Every line of the data must be retyped exactly as it stands.
── Data for processing ──
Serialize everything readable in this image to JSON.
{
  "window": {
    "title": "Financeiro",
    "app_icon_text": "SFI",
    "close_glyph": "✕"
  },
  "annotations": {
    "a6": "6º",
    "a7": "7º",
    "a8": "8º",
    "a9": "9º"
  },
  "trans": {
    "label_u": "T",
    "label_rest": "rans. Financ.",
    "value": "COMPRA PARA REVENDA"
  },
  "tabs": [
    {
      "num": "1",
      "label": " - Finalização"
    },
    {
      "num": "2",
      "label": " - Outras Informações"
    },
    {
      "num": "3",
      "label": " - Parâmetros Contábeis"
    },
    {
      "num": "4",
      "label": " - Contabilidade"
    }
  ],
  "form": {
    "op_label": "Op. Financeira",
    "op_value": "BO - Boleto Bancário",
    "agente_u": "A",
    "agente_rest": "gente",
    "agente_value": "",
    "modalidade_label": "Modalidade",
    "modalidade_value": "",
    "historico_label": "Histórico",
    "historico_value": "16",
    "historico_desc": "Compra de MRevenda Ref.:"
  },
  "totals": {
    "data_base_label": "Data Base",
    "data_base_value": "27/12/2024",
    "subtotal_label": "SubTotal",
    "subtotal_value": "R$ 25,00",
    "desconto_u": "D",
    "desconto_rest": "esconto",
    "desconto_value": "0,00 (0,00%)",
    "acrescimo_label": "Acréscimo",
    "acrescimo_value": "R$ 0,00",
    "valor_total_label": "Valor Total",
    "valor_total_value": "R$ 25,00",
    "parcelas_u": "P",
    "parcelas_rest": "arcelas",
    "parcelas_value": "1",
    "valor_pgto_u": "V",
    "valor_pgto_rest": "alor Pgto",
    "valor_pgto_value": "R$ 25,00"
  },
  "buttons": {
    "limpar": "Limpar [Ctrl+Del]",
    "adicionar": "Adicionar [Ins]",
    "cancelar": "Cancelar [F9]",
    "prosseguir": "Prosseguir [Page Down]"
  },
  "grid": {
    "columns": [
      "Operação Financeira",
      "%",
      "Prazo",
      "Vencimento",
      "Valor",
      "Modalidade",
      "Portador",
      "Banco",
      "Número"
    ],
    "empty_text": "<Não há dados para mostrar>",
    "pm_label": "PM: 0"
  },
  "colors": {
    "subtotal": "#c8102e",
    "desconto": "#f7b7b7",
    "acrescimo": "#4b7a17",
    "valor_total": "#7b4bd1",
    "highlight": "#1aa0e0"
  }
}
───
- Solution to this problem -
Serialize everything readable in this image to JSON.
{
  "window": {
    "title": "Financeiro",
    "app_icon_text": "SFI",
    "close_glyph": "✕"
  },
  "annotations": {
    "a6": "6º",
    "a7": "7º",
    "a8": "8º",
    "a9": "9º"
  },
  "trans": {
    "label_u": "T",
    "label_rest": "rans. Financ.",
    "value": "COMPRA PARA REVENDA"
  },
  "tabs": [
    {
      "num": "1",
      "label": " - Finalização"
    },
    {
      "num": "2",
      "label": " - Outras Informações"
    },
    {
      "num": "3",
      "label": " - Parâmetros Contábeis"
    },
    {
      "num": "4",
      "label": " - Contabilidade"
    }
  ],
  "form": {
    "op_label": "Op. Financeira",
    "op_value": "BO - Boleto Bancário",
    "agente_u": "A",
    "agente_rest": "gente",
    "agente_value": "",
    "modalidade_label": "Modalidade",
    "modalidade_value": "",
    "historico_label": "Histórico",
    "historico_value": "16",
    "historico_desc": "Compra de MRevenda Ref.:"
  },
  "totals": {
    "data_base_label": "Data Base",
    "data_base_value": "27/12/2024",
    "subtotal_label": "SubTotal",
    "subtotal_value": "R$ 25,00",
    "desconto_u": "D",
    "desconto_rest": "esconto",
    "desconto_value": "0,00 (0,00%)",
    "acrescimo_label": "Acréscimo",
    "acrescimo_value": "R$ 0,00",
    "valor_total_label": "Valor Total",
    "valor_total_value": "R$ 25,00",
    "parcelas_u": "P",
    "parcelas_rest": "arcelas",
    "parcelas_value": "1",
    "valor_pgto_u": "V",
    "valor_pgto_rest": "alor Pgto",
    "valor_pgto_value": "R$ 25,00"
  },
  "buttons": {
    "limpar": "Limpar [Ctrl+Del]",
    "adicionar": "Adicionar [Ins]",
    "cancelar": "Cancelar [F9]",
    "prosseguir": "Prosseguir [Page Down]"
  },
  "grid": {
    "columns": [
      "Operação Financeira",
      "%",
      "Prazo",
      "Vencimento",
      "Valor",
      "Modalidade",
      "Portador",
      "Banco",
      "Número"
    ],
    "empty_text": "<Não há dados para mostrar>",
    "pm_label": "PM: 0"
  },
  "colors": {
    "subtotal": "#c8102e",
    "desconto": "#f7b7b7",
    "acrescimo": "#4b7a17",
    "valor_total": "#7b4bd1",
    "highlight": "#1aa0e0"
  }
}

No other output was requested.